In celebration of Black History Month, it is essential to lift up the important work every day of the early childhood workforce, a majority of which in North Carolina are individuals of color. In fact, in North Carolina, nearly three-quarters (73%) of family child care providers are individuals of color. And, to be fully transparent, about 99% of the early education workforce are women.
CCSA and its National Center Launches Map for State by State Investments in the Child Care Workforce
This review focused on state decisions to require the use of stabilization grants to invest in child care workforce compensation or the ability for programs to opt-in to receive supplemental payments to invest in child care workforce compensation…
How can we improve early childhood education? Implement a permanent solution that uses public dollars to pay teachers more.

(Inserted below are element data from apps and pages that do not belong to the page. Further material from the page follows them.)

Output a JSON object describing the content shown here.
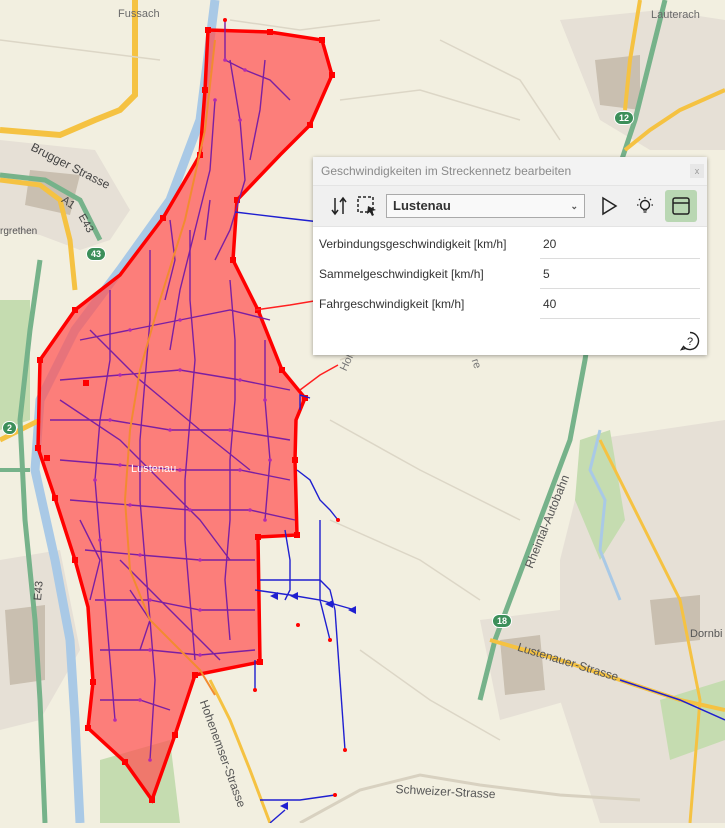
{
  "map": {
    "labels": {
      "fussach": "Fussach",
      "lauterach": "Lauterach",
      "brugger_strasse": "Brugger Strasse",
      "a1": "A1",
      "e43_top": "E43",
      "grethen": "rgrethen",
      "lustenau": "Lustenau",
      "hohenemser_1": "Hohenemser-Strasse",
      "rheintal": "Rheintal-Autobahn",
      "lustenauer_strasse": "Lustenauer-Strasse",
      "schweizer_strasse": "Schweizer-Strasse",
      "dornbirn": "Dornbi",
      "e43_left": "E43",
      "hohe_partial": "Hohe",
      "re_partial": "re"
    },
    "shields": {
      "s12": "12",
      "s43": "43",
      "s2": "2",
      "s18": "18"
    },
    "colors": {
      "polygon_fill": "#ff5252",
      "polygon_stroke": "#ff0000",
      "network": "#7b1fa2",
      "link": "#1f1fd0"
    }
  },
  "panel": {
    "title": "Geschwindigkeiten im Streckennetz bearbeiten",
    "close_label": "x",
    "selection": "Lustenau",
    "rows": [
      {
        "label": "Verbindungsgeschwindigkeit [km/h]",
        "value": "20"
      },
      {
        "label": "Sammelgeschwindigkeit [km/h]",
        "value": "5"
      },
      {
        "label": "Fahrgeschwindigkeit [km/h]",
        "value": "40"
      }
    ],
    "icons": {
      "swap": "up-down-arrows-icon",
      "select": "selection-cursor-icon",
      "play": "play-icon",
      "light": "lightbulb-icon",
      "window": "window-icon",
      "help": "help-icon"
    }
  }
}
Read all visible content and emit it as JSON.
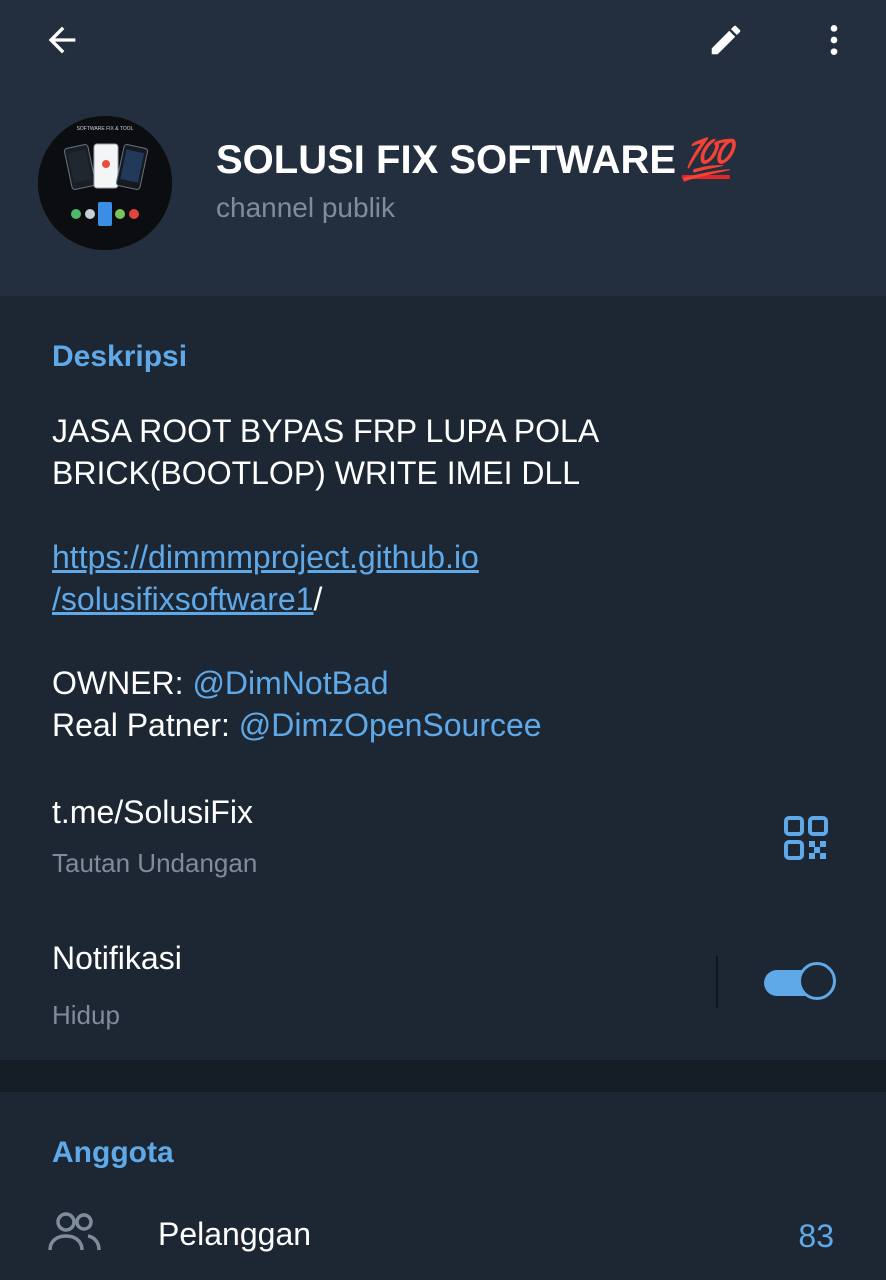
{
  "header": {
    "channel_name": "SOLUSI FIX SOFTWARE",
    "channel_emoji": "💯",
    "channel_type": "channel publik",
    "avatar_caption": "SOFTWARE FIX & TOOL"
  },
  "description": {
    "label": "Deskripsi",
    "line1": "JASA ROOT BYPAS FRP LUPA POLA",
    "line2": "BRICK(BOOTLOP) WRITE IMEI DLL",
    "link_part1": "https://dimmmproject.github.io",
    "link_part2": "/solusifixsoftware1",
    "link_suffix": "/",
    "owner_label": "OWNER: ",
    "owner_mention": "@DimNotBad",
    "partner_label": "Real Patner: ",
    "partner_mention": "@DimzOpenSourcee"
  },
  "invite": {
    "value": "t.me/SolusiFix",
    "label": "Tautan Undangan"
  },
  "notifications": {
    "label": "Notifikasi",
    "status": "Hidup",
    "enabled": true
  },
  "members": {
    "label": "Anggota",
    "subscribers_label": "Pelanggan",
    "subscribers_count": "83"
  },
  "colors": {
    "accent": "#5fa9e8",
    "header_bg": "#232f3e",
    "body_bg": "#1d2733",
    "muted_text": "#7f8d9b"
  },
  "icons": {
    "back": "arrow-left-icon",
    "edit": "pencil-icon",
    "more": "more-vertical-icon",
    "qr": "qr-code-icon",
    "people": "people-icon"
  }
}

We’ve said it before. We need a way forward – a post-pandemic strategy to better compensate the child care workforce. This period of temporary increases in child care funding offers states an opportunity to provide a bridge for longer-term solutions. It is time to build the bridge between the pandemic-related supplemental federal funds for child care and the post-pandemic child care landscape upon which parents and employers will depend. Economic recovery and growth depend on it.
Supports for child care, the early childhood workforce and early childhood homelessness were on the mind of our families, early childhood providers, advocates, politicians and communities in 2021.